At a different level, big cities continue to lose population to suburbs and small towns and are financially troubled as job opportunities move out. The provision of dental services in these inner city areas is one of many functions that are adversely affected by these population movements.
The 2000 census of the United States listed 35.3 million African-Americans, which is 12.8% of the total population. Persons of Hispanic descent numbered 32.4 million, 11.8% of the total, and the number is increasing rapidly.17 Because the racial and ethnic groups now considered “minorities” are growing rapidly, the term minority groups will lose much of its current meaning during the twenty-first century. Fig. 2-5 shows the percentages of various racial and ethnic groups in the United States in 2000 and compares that distribution with the projected distribution over the next three decades. The main features of Fig. 2-5 are the expansion of the Asian–Pacific Islander population from 4% to 7%, the growth in the Hispanic population from 12% to 19%, and the decrease in the proportion of non-Hispanic whites from 71% to 60% of all Americans.
By 2003 Hispanics had become the largest minority group in the United States. Hispanic is a generic term for Spanish-speaking persons and covers a variety of cultures and even races. Most of the Hispanic population is of Mexican heritage, and many live in the Southwest. The large New York Hispanic population is predominantly Puerto Rican, and Cubans are centered in Miami. One third of the Hispanic population in the 2000 census was from other countries in South or Central America or the Caribbean.17
The federal definition of poverty changes with inflation and in 2003 was set as an annual income of $18,400 for a nonfarm four-person family in the contiguous United States. It is higher in Alaska and Hawaii.18

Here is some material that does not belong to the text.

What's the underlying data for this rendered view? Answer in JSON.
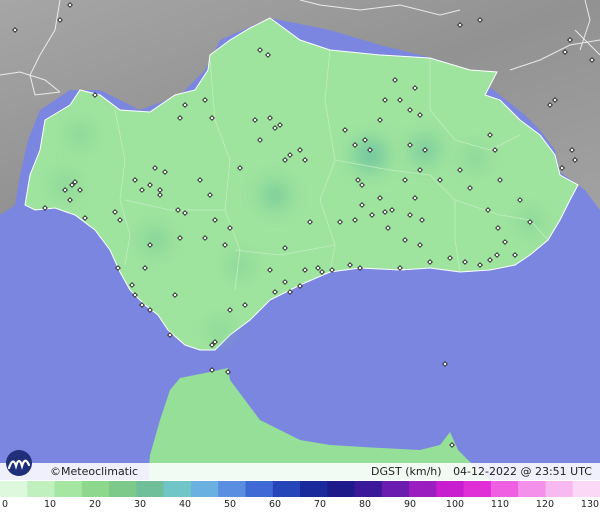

A disturbing trend that became evident during the 1980s, and has continued into the new century, is the increase in the proportion of Americans living in poverty. The proportion of Americans in poverty through the 1980s was 13%-15%.8 There was some improvement during the 1990s, but by 2002 the poverty rate was 12.1%, up from 11.7% in 2001.9 The problem of poverty is especially pronounced among America’/>